Educators that have used Tales from Canada to teach their students about Canadian history and have enjoyed Cawthra’s storytelling. Al Snelling, 6th grade teacher at Kendallvue Elementary in Jefferson County, has expressed his pleasure of Cawthra’s work: “It is no accident that Tales from Canada, is at the top of our list when planning activities for our week in the mountains. Michael has put together an interesting and entertaining program that keeps not only students, but adults and high school leaders, riveted with his tremendous story-telling. Our students learn about the history of many parts of Canada not only through his stories, but a multimedia presentation that helps students become more familiar with our neighbor to the north. Mike’s experience as a former schoolteacher and his passion for this program are clearly on display with each and every presentation. I highly recommend Tales from Canada to my peers as a program that is not only educational, but entertaining.”
Cawthra also created an Activity Plan for Grades 5-8, which Western Washington University features here:http://www.k12studycanada.org/files/lesson_plans/2005/M%20Cawthra% 20Province%20and%20Territories%20Poster%20Activity%20Plan.pdf. The activity requires a week-long block of time for students to learn about a province/territory of Canada and then, in turn, present their newfound knowledge and teach others in class about the area they studied. The students research facts, famous people from their area, historic events, symbols, and make a map. A rubric for evaluating student efforts is included.
After participating in STUDY CANADA in 2005, Michael signed on as a teacher-associate and helped the Denver consulate coordinate a K-12 educator training program in 2007 called “Alberta Bound.” Michael also performed his storytelling as one of the program presenters. Michael’s outreach work is a great asset for Denver-area schools and our NRC has benefited by his introducing teachers to both the resources on our website and the annual STUDY CANADA Summer Institute.

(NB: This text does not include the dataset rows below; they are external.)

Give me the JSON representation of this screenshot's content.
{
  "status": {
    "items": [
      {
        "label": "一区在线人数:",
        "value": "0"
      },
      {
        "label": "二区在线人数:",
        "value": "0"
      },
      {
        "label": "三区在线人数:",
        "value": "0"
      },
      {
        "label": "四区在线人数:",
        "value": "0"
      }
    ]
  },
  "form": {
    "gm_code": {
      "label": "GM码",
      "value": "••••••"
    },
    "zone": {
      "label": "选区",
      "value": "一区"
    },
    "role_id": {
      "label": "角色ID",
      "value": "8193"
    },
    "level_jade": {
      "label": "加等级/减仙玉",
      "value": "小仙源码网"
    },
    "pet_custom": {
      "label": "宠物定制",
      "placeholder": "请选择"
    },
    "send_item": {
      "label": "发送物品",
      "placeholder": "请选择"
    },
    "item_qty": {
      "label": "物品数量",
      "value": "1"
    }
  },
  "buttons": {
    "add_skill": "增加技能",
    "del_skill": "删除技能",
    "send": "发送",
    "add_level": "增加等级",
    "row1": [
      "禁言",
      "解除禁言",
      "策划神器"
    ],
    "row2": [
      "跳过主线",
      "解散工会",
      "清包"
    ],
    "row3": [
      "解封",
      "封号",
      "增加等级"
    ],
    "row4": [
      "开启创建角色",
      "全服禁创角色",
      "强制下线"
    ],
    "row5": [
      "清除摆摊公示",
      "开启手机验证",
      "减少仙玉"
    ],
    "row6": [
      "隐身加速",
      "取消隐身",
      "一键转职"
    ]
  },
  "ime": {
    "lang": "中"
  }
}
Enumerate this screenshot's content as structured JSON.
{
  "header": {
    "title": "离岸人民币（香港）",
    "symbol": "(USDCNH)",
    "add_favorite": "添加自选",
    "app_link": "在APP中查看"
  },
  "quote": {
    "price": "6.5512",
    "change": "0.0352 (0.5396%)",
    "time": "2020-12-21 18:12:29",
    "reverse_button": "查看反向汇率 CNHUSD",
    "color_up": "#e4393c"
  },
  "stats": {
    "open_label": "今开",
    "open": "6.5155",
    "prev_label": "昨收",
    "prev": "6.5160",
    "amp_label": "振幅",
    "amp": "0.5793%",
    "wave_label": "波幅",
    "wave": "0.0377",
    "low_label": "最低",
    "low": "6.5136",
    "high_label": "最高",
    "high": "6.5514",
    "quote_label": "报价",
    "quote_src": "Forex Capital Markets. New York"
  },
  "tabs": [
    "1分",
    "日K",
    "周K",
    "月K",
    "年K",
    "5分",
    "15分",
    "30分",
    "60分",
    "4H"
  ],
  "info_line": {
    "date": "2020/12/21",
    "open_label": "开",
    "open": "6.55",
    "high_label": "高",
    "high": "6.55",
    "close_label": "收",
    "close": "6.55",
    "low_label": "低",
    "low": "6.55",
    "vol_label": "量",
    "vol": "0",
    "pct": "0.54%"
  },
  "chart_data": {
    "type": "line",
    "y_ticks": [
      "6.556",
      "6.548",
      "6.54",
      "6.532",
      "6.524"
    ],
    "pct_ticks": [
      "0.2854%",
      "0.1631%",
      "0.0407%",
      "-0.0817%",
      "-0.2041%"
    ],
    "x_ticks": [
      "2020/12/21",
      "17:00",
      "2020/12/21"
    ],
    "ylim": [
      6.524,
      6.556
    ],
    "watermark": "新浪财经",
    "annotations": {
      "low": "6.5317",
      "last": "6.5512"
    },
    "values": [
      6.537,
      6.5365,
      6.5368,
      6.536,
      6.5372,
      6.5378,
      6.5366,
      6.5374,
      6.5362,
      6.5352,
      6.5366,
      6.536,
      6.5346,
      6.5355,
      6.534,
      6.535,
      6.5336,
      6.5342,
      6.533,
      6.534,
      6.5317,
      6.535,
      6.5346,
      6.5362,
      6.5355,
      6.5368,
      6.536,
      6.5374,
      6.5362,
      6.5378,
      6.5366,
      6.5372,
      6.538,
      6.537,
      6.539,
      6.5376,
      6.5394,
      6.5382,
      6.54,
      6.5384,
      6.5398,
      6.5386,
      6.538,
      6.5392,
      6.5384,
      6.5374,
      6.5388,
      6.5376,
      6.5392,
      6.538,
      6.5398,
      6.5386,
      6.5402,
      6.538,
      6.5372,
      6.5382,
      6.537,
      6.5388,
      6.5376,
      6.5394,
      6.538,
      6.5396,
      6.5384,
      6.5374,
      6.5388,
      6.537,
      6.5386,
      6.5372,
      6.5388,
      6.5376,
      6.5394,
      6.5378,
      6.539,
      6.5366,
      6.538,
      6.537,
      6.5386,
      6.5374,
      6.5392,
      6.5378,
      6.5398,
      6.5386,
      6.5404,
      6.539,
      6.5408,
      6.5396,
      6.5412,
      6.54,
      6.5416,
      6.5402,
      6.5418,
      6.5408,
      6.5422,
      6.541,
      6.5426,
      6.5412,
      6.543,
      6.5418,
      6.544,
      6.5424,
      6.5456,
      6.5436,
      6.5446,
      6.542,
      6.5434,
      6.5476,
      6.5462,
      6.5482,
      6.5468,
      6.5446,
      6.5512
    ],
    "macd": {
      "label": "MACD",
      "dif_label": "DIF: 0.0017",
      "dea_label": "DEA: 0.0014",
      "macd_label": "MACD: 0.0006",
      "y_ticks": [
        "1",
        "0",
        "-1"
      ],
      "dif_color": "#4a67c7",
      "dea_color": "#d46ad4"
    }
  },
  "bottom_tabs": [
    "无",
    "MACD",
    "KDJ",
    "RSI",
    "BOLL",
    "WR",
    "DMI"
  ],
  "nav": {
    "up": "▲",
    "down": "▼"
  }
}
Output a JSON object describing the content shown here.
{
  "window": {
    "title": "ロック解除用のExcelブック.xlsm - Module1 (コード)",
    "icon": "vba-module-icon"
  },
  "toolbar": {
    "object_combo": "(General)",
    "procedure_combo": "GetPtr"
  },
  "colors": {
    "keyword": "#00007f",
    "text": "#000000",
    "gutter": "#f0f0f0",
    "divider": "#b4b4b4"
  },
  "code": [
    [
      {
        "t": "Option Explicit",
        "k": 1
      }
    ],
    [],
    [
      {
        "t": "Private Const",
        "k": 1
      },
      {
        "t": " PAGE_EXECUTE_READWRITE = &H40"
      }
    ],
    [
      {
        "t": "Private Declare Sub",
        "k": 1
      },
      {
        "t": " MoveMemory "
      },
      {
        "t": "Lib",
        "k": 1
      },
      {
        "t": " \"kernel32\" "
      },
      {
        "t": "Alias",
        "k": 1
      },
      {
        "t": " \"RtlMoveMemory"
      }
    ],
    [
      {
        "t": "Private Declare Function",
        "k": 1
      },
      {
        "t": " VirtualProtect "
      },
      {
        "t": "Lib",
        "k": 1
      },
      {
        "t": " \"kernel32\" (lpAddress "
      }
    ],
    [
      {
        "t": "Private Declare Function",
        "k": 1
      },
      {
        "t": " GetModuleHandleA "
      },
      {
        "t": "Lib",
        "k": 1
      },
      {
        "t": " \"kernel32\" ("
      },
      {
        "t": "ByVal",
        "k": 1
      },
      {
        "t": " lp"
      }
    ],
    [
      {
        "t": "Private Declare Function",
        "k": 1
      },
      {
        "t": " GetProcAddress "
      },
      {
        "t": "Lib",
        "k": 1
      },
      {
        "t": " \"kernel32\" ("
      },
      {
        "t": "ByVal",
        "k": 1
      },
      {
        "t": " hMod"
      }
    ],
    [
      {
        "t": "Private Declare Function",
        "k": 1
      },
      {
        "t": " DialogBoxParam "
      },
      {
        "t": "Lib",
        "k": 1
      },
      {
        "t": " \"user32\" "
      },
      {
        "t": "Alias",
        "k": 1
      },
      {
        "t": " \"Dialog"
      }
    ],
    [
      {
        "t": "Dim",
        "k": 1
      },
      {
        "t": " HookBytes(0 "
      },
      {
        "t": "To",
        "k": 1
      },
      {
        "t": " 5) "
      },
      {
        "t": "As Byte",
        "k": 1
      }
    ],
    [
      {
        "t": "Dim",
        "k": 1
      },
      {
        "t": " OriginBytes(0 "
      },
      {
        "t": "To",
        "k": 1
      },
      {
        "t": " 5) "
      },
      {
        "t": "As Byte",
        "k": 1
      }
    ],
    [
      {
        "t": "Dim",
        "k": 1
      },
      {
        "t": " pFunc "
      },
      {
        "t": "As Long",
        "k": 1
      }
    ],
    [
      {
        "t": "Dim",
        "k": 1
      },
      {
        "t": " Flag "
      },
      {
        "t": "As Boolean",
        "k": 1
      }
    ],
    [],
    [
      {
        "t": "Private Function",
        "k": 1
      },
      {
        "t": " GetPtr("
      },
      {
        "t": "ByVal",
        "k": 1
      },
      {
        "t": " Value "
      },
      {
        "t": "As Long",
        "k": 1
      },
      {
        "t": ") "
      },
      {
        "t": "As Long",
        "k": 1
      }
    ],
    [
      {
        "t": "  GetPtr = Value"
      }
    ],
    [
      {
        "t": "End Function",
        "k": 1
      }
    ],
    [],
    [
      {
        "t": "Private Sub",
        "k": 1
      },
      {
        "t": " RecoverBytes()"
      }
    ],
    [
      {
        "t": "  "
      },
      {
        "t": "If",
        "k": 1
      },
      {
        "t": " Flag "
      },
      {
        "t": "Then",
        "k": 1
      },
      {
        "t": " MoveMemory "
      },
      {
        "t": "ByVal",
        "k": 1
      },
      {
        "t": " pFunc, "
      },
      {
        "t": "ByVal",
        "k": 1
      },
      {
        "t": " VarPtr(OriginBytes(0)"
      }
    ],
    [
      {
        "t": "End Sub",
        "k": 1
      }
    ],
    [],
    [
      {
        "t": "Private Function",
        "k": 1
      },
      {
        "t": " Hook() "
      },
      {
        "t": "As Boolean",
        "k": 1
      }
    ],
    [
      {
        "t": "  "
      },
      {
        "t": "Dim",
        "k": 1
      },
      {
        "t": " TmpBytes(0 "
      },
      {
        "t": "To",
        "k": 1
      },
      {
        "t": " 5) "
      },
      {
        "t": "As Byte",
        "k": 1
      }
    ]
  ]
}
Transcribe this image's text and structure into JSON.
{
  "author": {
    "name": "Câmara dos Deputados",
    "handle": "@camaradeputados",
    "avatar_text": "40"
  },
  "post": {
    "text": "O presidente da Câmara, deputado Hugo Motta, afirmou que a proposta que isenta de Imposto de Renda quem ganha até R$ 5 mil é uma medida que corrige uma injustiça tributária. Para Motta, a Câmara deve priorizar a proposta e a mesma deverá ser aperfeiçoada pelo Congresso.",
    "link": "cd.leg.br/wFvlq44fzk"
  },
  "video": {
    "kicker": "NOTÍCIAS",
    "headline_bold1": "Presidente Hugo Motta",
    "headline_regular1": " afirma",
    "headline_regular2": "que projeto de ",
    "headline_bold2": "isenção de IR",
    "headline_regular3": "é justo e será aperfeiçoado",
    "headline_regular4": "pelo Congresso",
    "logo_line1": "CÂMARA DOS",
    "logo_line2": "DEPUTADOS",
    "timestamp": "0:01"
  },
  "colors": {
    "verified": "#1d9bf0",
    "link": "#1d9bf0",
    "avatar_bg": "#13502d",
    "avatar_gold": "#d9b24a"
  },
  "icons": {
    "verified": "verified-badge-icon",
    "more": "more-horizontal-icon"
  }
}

The Canadian Studies Center forms the Pacific Northwest National Resource Center (NRC) on Canada with the Center for Canadian-American Studies, Western Washington University (WWU). Tina Storer, at WWU, serves as Education and Curriculum Specialist for the NRC. STUDY CANADA is the NRC’s annual professional development workshop, offered by the Center for Canadian-American Studies at Western Washington University for the last 34 years serving educators from almost every state in the nation. The Institute is funded, in part, by a Title VI grant from International and Foreign Language Education, Office of Postsecondary Education, U.S. Department of Education.